In the preceding paragraph (ad 4) I showed that aesthetic valuations are necessarily tied to the valuing subject. Now we see that they can nevertheless be true. And this fact is not an extraordinary quality but is also valid for judgements in the natural sciences as the relativistic theories of the philosophy of science proves. There is nevertheless a difference: For aesthetic valuations there can be no standardized conditions and no normal observer as they exit in the sciences. The line between the relevant facts and those that can be neglected can not be drawn as precisely in the field of aesthetic phenomena as in the sciences, or even in everyday life. The reasons for this are the different ways of experiencing in the different areas. Franz von Kutschera discriminates in a very useful way between "Beobachten" and "Erleben" (English: Observing and experiencing). The first is methodical and factual - emotions are only accompaniments whereas they have a constitutional function for the latter. "Erleben" is based on the somatic markers (as explained in the paragraph ad 3) and is always tied to the experiencing subject; objects are consciously perceived as meaningful. Consequently Beobachten is an abstraction which tends to be objective in the sense of inter-subjective provability. "Erleben" takes place in the subject's "Lebenswelt". In principle it therefore is in large parts a matter only for the respective subject.

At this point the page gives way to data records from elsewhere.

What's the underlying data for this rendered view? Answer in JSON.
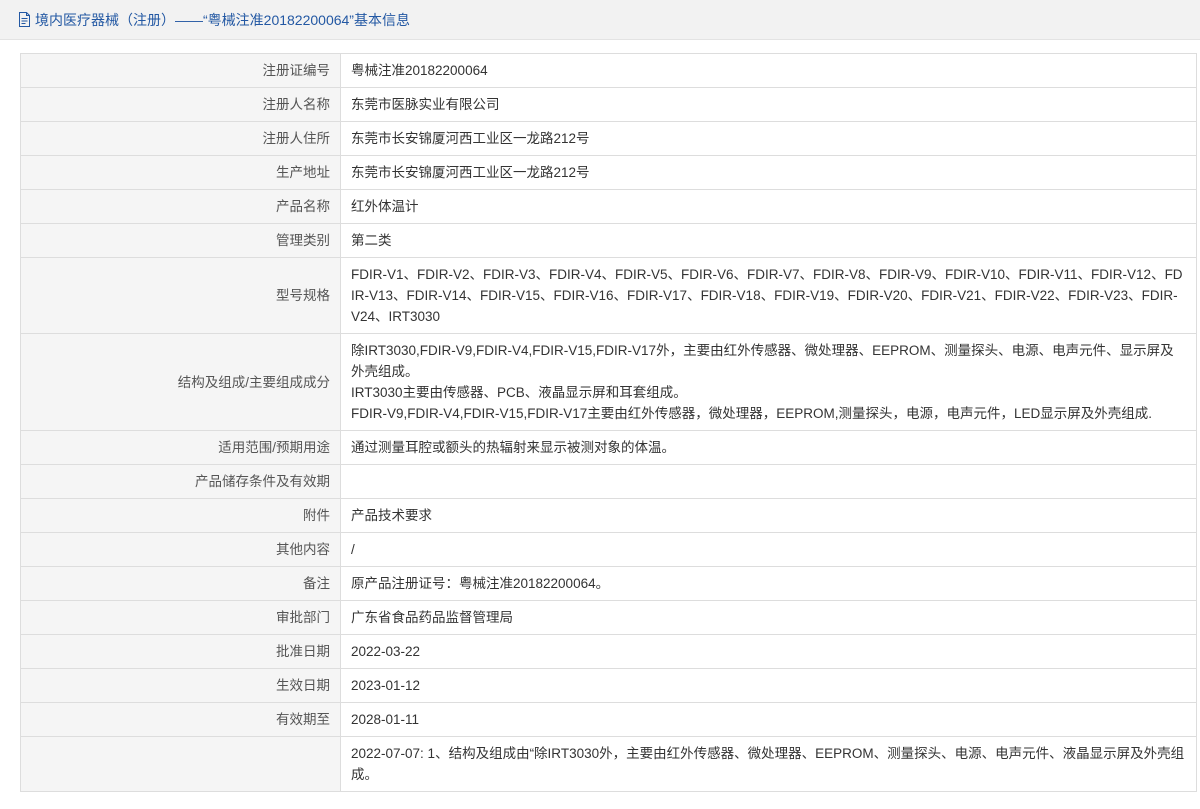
{
  "colors": {
    "title": "#2358a3",
    "label_bg": "#f5f5f5",
    "border": "#dddddd"
  },
  "header": {
    "icon": "document-icon",
    "title": "境内医疗器械（注册）——“粤械注准20182200064”基本信息"
  },
  "rows": [
    {
      "label": "注册证编号",
      "value": "粤械注准20182200064"
    },
    {
      "label": "注册人名称",
      "value": "东莞市医脉实业有限公司"
    },
    {
      "label": "注册人住所",
      "value": "东莞市长安锦厦河西工业区一龙路212号"
    },
    {
      "label": "生产地址",
      "value": "东莞市长安锦厦河西工业区一龙路212号"
    },
    {
      "label": "产品名称",
      "value": "红外体温计"
    },
    {
      "label": "管理类别",
      "value": "第二类"
    },
    {
      "label": "型号规格",
      "value": "FDIR-V1、FDIR-V2、FDIR-V3、FDIR-V4、FDIR-V5、FDIR-V6、FDIR-V7、FDIR-V8、FDIR-V9、FDIR-V10、FDIR-V11、FDIR-V12、FDIR-V13、FDIR-V14、FDIR-V15、FDIR-V16、FDIR-V17、FDIR-V18、FDIR-V19、FDIR-V20、FDIR-V21、FDIR-V22、FDIR-V23、FDIR-V24、IRT3030"
    },
    {
      "label": "结构及组成/主要组成成分",
      "value": "除IRT3030,FDIR-V9,FDIR-V4,FDIR-V15,FDIR-V17外，主要由红外传感器、微处理器、EEPROM、测量探头、电源、电声元件、显示屏及外壳组成。\nIRT3030主要由传感器、PCB、液晶显示屏和耳套组成。\nFDIR-V9,FDIR-V4,FDIR-V15,FDIR-V17主要由红外传感器，微处理器，EEPROM,测量探头，电源，电声元件，LED显示屏及外壳组成."
    },
    {
      "label": "适用范围/预期用途",
      "value": "通过测量耳腔或额头的热辐射来显示被测对象的体温。"
    },
    {
      "label": "产品储存条件及有效期",
      "value": ""
    },
    {
      "label": "附件",
      "value": "产品技术要求"
    },
    {
      "label": "其他内容",
      "value": "/"
    },
    {
      "label": "备注",
      "value": "原产品注册证号：粤械注准20182200064。"
    },
    {
      "label": "审批部门",
      "value": "广东省食品药品监督管理局"
    },
    {
      "label": "批准日期",
      "value": "2022-03-22"
    },
    {
      "label": "生效日期",
      "value": "2023-01-12"
    },
    {
      "label": "有效期至",
      "value": "2028-01-11"
    },
    {
      "label": "",
      "value": "2022-07-07: 1、结构及组成由“除IRT3030外，主要由红外传感器、微处理器、EEPROM、测量探头、电源、电声元件、液晶显示屏及外壳组成。"
    }
  ]
}
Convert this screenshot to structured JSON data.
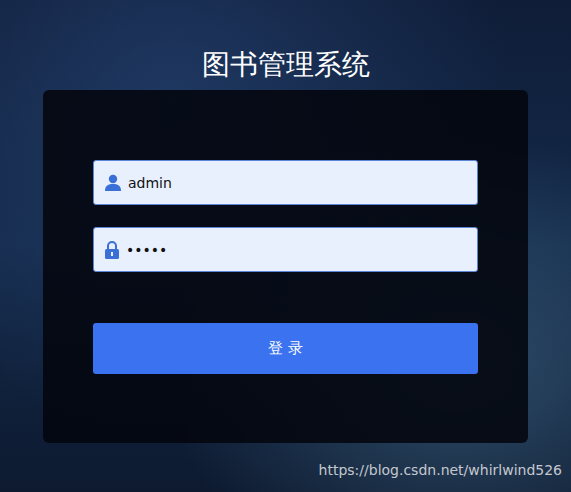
{
  "window": {
    "title": "图书管理系统"
  },
  "fields": [
    {
      "kind": "user",
      "value": "admin"
    },
    {
      "kind": "password",
      "value": "•••••"
    }
  ],
  "button": {
    "label": "登 录"
  },
  "watermark": "https://blog.csdn.net/whirlwind526"
}
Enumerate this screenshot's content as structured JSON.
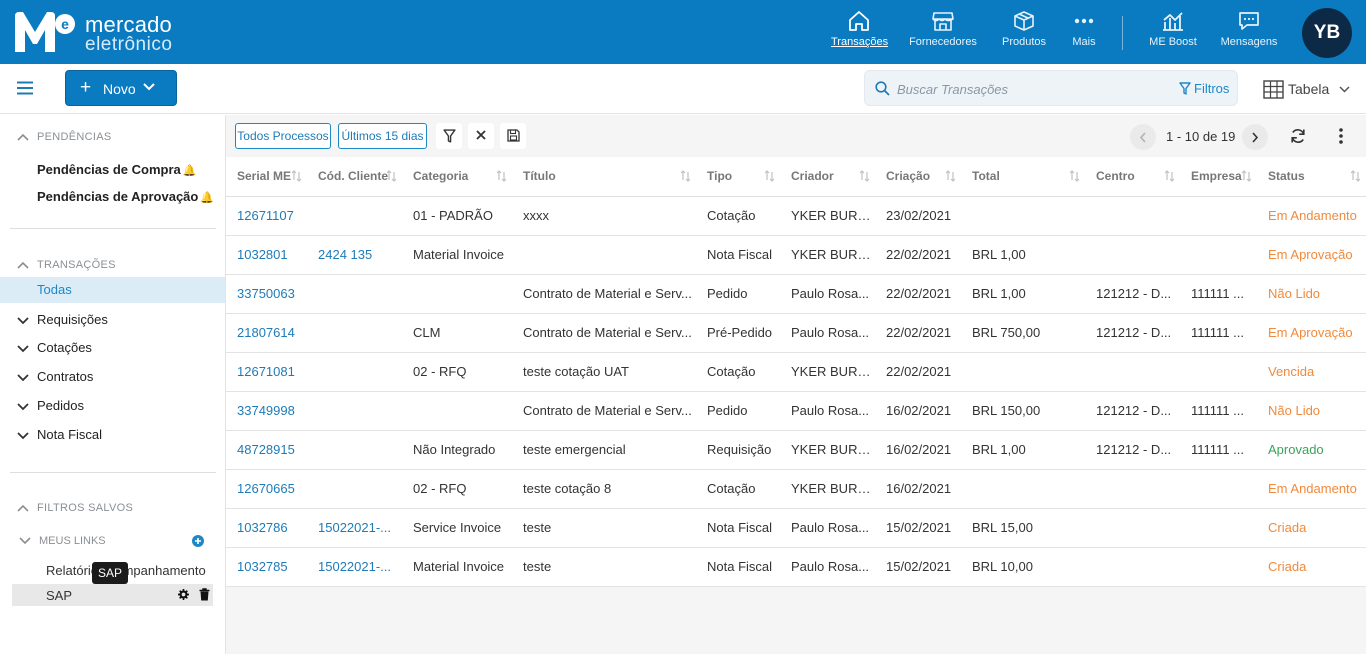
{
  "brand": {
    "line1": "mercado",
    "line2": "eletrônico",
    "logo_letters": "Me"
  },
  "nav": [
    {
      "label": "Transações",
      "icon": "home-icon",
      "active": true
    },
    {
      "label": "Fornecedores",
      "icon": "store-icon",
      "active": false
    },
    {
      "label": "Produtos",
      "icon": "cube-icon",
      "active": false
    },
    {
      "label": "Mais",
      "icon": "more-dots-icon",
      "active": false
    },
    {
      "label": "ME Boost",
      "icon": "bar-chart-icon",
      "active": false
    },
    {
      "label": "Mensagens",
      "icon": "message-icon",
      "active": false
    }
  ],
  "avatar": {
    "initials": "YB"
  },
  "subbar": {
    "novo_label": "Novo",
    "search_placeholder": "Buscar Transações",
    "filtros_label": "Filtros",
    "view_label": "Tabela"
  },
  "sidebar": {
    "pendencias_title": "PENDÊNCIAS",
    "pendencias": [
      "Pendências de Compra",
      "Pendências de Aprovação"
    ],
    "transacoes_title": "TRANSAÇÕES",
    "todas": "Todas",
    "transacoes": [
      "Requisições",
      "Cotações",
      "Contratos",
      "Pedidos",
      "Nota Fiscal"
    ],
    "filtros_title": "FILTROS SALVOS",
    "meus_links_title": "MEUS LINKS",
    "links": [
      "Relatório acompanhamento",
      "SAP"
    ],
    "tooltip": "SAP"
  },
  "toolbar": {
    "todos_processos": "Todos Processos",
    "ultimos_15": "Últimos 15 dias",
    "pager_text": "1 - 10 de 19"
  },
  "colors": {
    "primary": "#0a7bc1",
    "status_orange": "#f08a3c",
    "status_green": "#3aa35a",
    "link": "#1e7bb8"
  },
  "table": {
    "columns": [
      "Serial ME",
      "Cód. Cliente",
      "Categoria",
      "Título",
      "Tipo",
      "Criador",
      "Criação",
      "Total",
      "Centro",
      "Empresa",
      "Status"
    ],
    "rows": [
      [
        "12671107",
        "",
        "01 - PADRÃO",
        "xxxx",
        "Cotação",
        "YKER BURU...",
        "23/02/2021",
        "",
        "",
        "",
        "Em Andamento"
      ],
      [
        "1032801",
        "2424 135",
        "Material Invoice",
        "",
        "Nota Fiscal",
        "YKER BURU...",
        "22/02/2021",
        "BRL 1,00",
        "",
        "",
        "Em Aprovação"
      ],
      [
        "33750063",
        "",
        "",
        "Contrato de Material e Serv...",
        "Pedido",
        "Paulo Rosa...",
        "22/02/2021",
        "BRL 1,00",
        "121212 - D...",
        "111111 ...",
        "Não Lido"
      ],
      [
        "21807614",
        "",
        "CLM",
        "Contrato de Material e Serv...",
        "Pré-Pedido",
        "Paulo Rosa...",
        "22/02/2021",
        "BRL 750,00",
        "121212 - D...",
        "111111 ...",
        "Em Aprovação"
      ],
      [
        "12671081",
        "",
        "02 - RFQ",
        "teste cotação UAT",
        "Cotação",
        "YKER BURU...",
        "22/02/2021",
        "",
        "",
        "",
        "Vencida"
      ],
      [
        "33749998",
        "",
        "",
        "Contrato de Material e Serv...",
        "Pedido",
        "Paulo Rosa...",
        "16/02/2021",
        "BRL 150,00",
        "121212 - D...",
        "111111 ...",
        "Não Lido"
      ],
      [
        "48728915",
        "",
        "Não Integrado",
        "teste emergencial",
        "Requisição",
        "YKER BURU...",
        "16/02/2021",
        "BRL 1,00",
        "121212 - D...",
        "111111 ...",
        "Aprovado"
      ],
      [
        "12670665",
        "",
        "02 - RFQ",
        "teste cotação 8",
        "Cotação",
        "YKER BURU...",
        "16/02/2021",
        "",
        "",
        "",
        "Em Andamento"
      ],
      [
        "1032786",
        "15022021-...",
        "Service Invoice",
        "teste",
        "Nota Fiscal",
        "Paulo Rosa...",
        "15/02/2021",
        "BRL 15,00",
        "",
        "",
        "Criada"
      ],
      [
        "1032785",
        "15022021-...",
        "Material Invoice",
        "teste",
        "Nota Fiscal",
        "Paulo Rosa...",
        "15/02/2021",
        "BRL 10,00",
        "",
        "",
        "Criada"
      ]
    ]
  }
}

The position I take towards the justification of aesthetic judgements can be described as an aesthetic "semi-cognitivism". R. Trapp used this term to characterize his ethical theory. It affirms the question if aesthetic valuations can be proved to be true in a deductive sense but it denies that this truth is in the same way inter-subjectively provable as it is the truth of scientific theories. As a consequence of what was said in the preceding paragraphs there is only a limited possibility of objectivating aesthetic valuations by referring not only to every relevant aspect of the object but also to the judging subject's preferences. If the latter is done sincerely the aesthetic valuation is objectivated insofar as it becomes understandable for the addressee of the justification.
There can be no doubt that summarizing a complete Thesis produces a text that is not only difficult to understand but also provides inadequate justifications for a lot of statements. If you do not share my points of view without the full argumentation given, there is only one thing I can ask you to do and that is to read the whole thesis, which unfortunately only exists in German. It will be published in January 2002 in the mentis-Verlag GmbH in Paderborn.
© Alexander Piecha in January 1999